Segment Start: Excerpted records
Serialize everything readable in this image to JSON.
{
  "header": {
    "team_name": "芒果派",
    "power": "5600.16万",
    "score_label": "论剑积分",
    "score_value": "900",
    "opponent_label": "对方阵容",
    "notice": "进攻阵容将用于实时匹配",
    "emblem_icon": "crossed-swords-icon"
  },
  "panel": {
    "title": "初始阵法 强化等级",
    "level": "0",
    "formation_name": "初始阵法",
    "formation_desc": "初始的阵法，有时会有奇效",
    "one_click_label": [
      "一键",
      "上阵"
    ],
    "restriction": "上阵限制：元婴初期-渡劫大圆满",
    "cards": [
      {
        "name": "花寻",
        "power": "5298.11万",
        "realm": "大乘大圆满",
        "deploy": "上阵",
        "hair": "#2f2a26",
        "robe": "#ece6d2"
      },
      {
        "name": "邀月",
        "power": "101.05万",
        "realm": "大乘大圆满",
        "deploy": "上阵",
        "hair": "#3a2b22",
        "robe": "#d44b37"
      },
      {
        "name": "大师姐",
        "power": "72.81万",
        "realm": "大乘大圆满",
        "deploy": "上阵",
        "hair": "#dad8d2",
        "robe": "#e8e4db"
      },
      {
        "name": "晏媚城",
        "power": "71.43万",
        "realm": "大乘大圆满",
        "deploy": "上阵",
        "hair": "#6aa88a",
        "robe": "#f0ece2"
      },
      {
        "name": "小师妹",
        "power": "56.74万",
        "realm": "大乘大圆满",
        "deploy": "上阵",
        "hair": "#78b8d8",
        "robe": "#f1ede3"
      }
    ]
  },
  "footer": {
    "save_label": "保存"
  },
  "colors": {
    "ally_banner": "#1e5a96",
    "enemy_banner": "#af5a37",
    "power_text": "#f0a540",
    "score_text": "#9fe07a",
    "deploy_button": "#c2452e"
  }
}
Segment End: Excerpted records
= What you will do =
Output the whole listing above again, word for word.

= Result for this exercise =
Serialize everything readable in this image to JSON.
{
  "header": {
    "team_name": "芒果派",
    "power": "5600.16万",
    "score_label": "论剑积分",
    "score_value": "900",
    "opponent_label": "对方阵容",
    "notice": "进攻阵容将用于实时匹配",
    "emblem_icon": "crossed-swords-icon"
  },
  "panel": {
    "title": "初始阵法 强化等级",
    "level": "0",
    "formation_name": "初始阵法",
    "formation_desc": "初始的阵法，有时会有奇效",
    "one_click_label": [
      "一键",
      "上阵"
    ],
    "restriction": "上阵限制：元婴初期-渡劫大圆满",
    "cards": [
      {
        "name": "花寻",
        "power": "5298.11万",
        "realm": "大乘大圆满",
        "deploy": "上阵",
        "hair": "#2f2a26",
        "robe": "#ece6d2"
      },
      {
        "name": "邀月",
        "power": "101.05万",
        "realm": "大乘大圆满",
        "deploy": "上阵",
        "hair": "#3a2b22",
        "robe": "#d44b37"
      },
      {
        "name": "大师姐",
        "power": "72.81万",
        "realm": "大乘大圆满",
        "deploy": "上阵",
        "hair": "#dad8d2",
        "robe": "#e8e4db"
      },
      {
        "name": "晏媚城",
        "power": "71.43万",
        "realm": "大乘大圆满",
        "deploy": "上阵",
        "hair": "#6aa88a",
        "robe": "#f0ece2"
      },
      {
        "name": "小师妹",
        "power": "56.74万",
        "realm": "大乘大圆满",
        "deploy": "上阵",
        "hair": "#78b8d8",
        "robe": "#f1ede3"
      }
    ]
  },
  "footer": {
    "save_label": "保存"
  },
  "colors": {
    "ally_banner": "#1e5a96",
    "enemy_banner": "#af5a37",
    "power_text": "#f0a540",
    "score_text": "#9fe07a",
    "deploy_button": "#c2452e"
  }
}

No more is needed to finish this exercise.